Individualized Systems Medicine (ISM) in Cancer, AML and beyond
Hundreds of drugs have either been approved or are being developed for cancer treatment, but understanding which patients respond to these drugs is a grand challenge for the research community and the physicians treating the patients, as well as for the pharmaceutical industry.
The Individualised Systems Medicine (ISM) Grand Challenge programme was established in 2010 to meet these needs as a collaborative research effort initially between FIMM and the haematology department at the Helsinki University Central Hospital Comprehensive Cancer Center. Later this effort has expanded to other departments at HUS as well as to other hospitals in Finland and elsewhere. The programme aims to improve treatment decisions and outcomes for cancer patients through sensitivity and resistance testing of patients’ tumour cells against 525 different drugs, combined with deep molecular profiling of the samples. Uniquely, the results for an individual patient are given to the treating physician who can adjust the treatment based on this individualised profiling information.
The ISM project in acute myeloid leukaemia (AML) was initiated at the same time as the foundations were being laid for the Finnish Hematology Register and Biobank (FHRB). The initial focus was on AML but the scope has expanded to include other haematological malignancies, such as multiple myeloma, and alsosolid tumors, such as urological, ovarian and lung cancer. Development of computational machine learning models to predict treatment responses is an essential part of the programme.
The ISM projects have resulted in collaborations with many pharmaceutical companies. By working together on patient-derived material, it will be possible to reposition existing drugs to new indications, as well as to better prioritise new pre-clinical leads for drug development. These types of collaborative studies with the clinic have made FIMM an attractive partner for research and development projects.The ISM projects attract international attention and promote FIMM and Finland to the global forefront of precision medicine research.
FIMM Research Groups involved in this Grand Challenge:
FIMM Senior Researchers involved in this Grand Challenge:
FIMM TC Units and Biobanking Infrastructure involved in this Grand Challenge:
ISM is our new concept that combines multiple levels of medical, technological, scientific, and strategic aspects to practice translational cancer medicine as follows:
- Focus on individual patients: We will seek to understand and interpret the unique genomic and molecular profile of the disease in each individual patient.
- Direct prediction of response to all drugs: Functional, large-scale drug response data are acquired from ex vivo primary culture of cancer cells from all patients.
- Real-time science: Biobanking, profiling, analysis, and interpretation of each case in 1-4 weeks, with feedback to the clinician. Scientists work in parallel with clinical developments.

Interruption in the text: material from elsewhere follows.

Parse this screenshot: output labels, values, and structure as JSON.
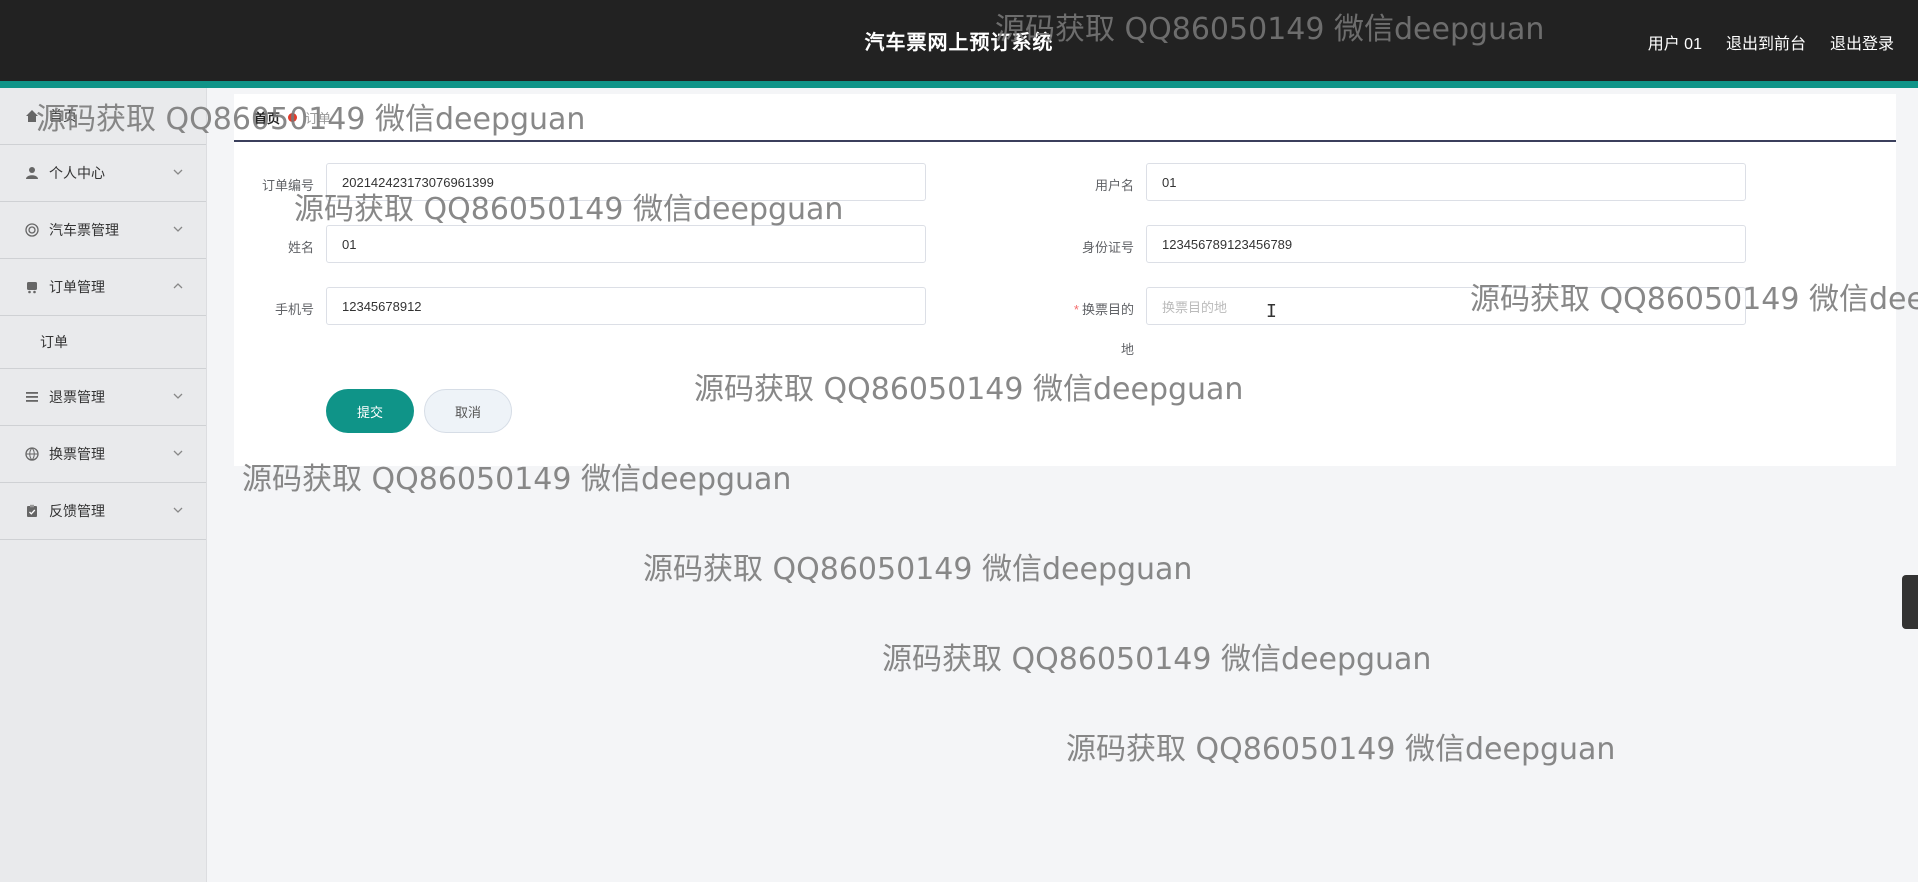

- Consecutive sampling from different stages of cancer evolution: Deep understanding of mechanisms of drug resistance and cancer evolution for each patient.
- Integration of in vivo, ex vivo and in vitro data: Model systems will be designed to understand mechanisms and causalities, such as drug combinations, based on ex vivo data from patient samples. Thus patient samples and models are compared to one another.
- Implementation: Patient consent and ethical permission allow implementation of actionable results in the clinic by physician’s discretion when no other therapy options exist.
- Aiming at strategic drug combinations: Identify synergistic drug regimens blocking multiple cancer subclones and “escape routes” for cancer cells.
- Systems medicine: Continuous circle of (re)analysis and improving models and understanding: learning from each patient and each consecutive sample.
- Aiming to design clinical trials: based on validated results across patients and model systems, building on mechanistic understanding and biomarkers for patient selection.